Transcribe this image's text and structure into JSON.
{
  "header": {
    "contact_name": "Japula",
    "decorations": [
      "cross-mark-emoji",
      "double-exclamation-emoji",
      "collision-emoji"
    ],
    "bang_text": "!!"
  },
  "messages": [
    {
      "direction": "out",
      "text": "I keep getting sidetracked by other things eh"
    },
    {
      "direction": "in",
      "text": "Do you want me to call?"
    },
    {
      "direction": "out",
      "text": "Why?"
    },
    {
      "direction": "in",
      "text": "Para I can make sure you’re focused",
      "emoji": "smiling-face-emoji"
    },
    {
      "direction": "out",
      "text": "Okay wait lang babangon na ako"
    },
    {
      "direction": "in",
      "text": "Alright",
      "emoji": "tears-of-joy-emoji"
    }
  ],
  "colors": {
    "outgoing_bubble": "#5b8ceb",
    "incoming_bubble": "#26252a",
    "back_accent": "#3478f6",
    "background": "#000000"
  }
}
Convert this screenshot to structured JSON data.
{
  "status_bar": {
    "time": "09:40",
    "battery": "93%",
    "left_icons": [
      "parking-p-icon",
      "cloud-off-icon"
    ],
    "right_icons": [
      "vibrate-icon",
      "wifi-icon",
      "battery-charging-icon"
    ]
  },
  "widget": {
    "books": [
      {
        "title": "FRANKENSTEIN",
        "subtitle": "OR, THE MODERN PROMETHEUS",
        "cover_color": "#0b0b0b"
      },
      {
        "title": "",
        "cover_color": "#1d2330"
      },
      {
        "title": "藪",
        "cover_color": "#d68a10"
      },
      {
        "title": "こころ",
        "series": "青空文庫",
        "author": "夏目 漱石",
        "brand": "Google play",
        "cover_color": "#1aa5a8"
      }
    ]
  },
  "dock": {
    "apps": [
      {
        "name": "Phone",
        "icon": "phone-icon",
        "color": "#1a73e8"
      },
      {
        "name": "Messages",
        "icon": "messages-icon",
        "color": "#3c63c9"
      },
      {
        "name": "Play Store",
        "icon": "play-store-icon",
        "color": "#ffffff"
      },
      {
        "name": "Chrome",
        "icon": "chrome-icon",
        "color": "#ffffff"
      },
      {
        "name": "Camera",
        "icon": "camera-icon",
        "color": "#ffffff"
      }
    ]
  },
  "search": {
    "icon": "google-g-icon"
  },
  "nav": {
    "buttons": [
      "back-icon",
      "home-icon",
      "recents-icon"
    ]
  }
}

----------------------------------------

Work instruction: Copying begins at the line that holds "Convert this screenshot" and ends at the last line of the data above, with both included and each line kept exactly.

Answer for the task:
Convert this screenshot to structured JSON data.
{
  "status_bar": {
    "time": "09:40",
    "battery": "93%",
    "left_icons": [
      "parking-p-icon",
      "cloud-off-icon"
    ],
    "right_icons": [
      "vibrate-icon",
      "wifi-icon",
      "battery-charging-icon"
    ]
  },
  "widget": {
    "books": [
      {
        "title": "FRANKENSTEIN",
        "subtitle": "OR, THE MODERN PROMETHEUS",
        "cover_color": "#0b0b0b"
      },
      {
        "title": "",
        "cover_color": "#1d2330"
      },
      {
        "title": "藪",
        "cover_color": "#d68a10"
      },
      {
        "title": "こころ",
        "series": "青空文庫",
        "author": "夏目 漱石",
        "brand": "Google play",
        "cover_color": "#1aa5a8"
      }
    ]
  },
  "dock": {
    "apps": [
      {
        "name": "Phone",
        "icon": "phone-icon",
        "color": "#1a73e8"
      },
      {
        "name": "Messages",
        "icon": "messages-icon",
        "color": "#3c63c9"
      },
      {
        "name": "Play Store",
        "icon": "play-store-icon",
        "color": "#ffffff"
      },
      {
        "name": "Chrome",
        "icon": "chrome-icon",
        "color": "#ffffff"
      },
      {
        "name": "Camera",
        "icon": "camera-icon",
        "color": "#ffffff"
      }
    ]
  },
  "search": {
    "icon": "google-g-icon"
  },
  "nav": {
    "buttons": [
      "back-icon",
      "home-icon",
      "recents-icon"
    ]
  }
}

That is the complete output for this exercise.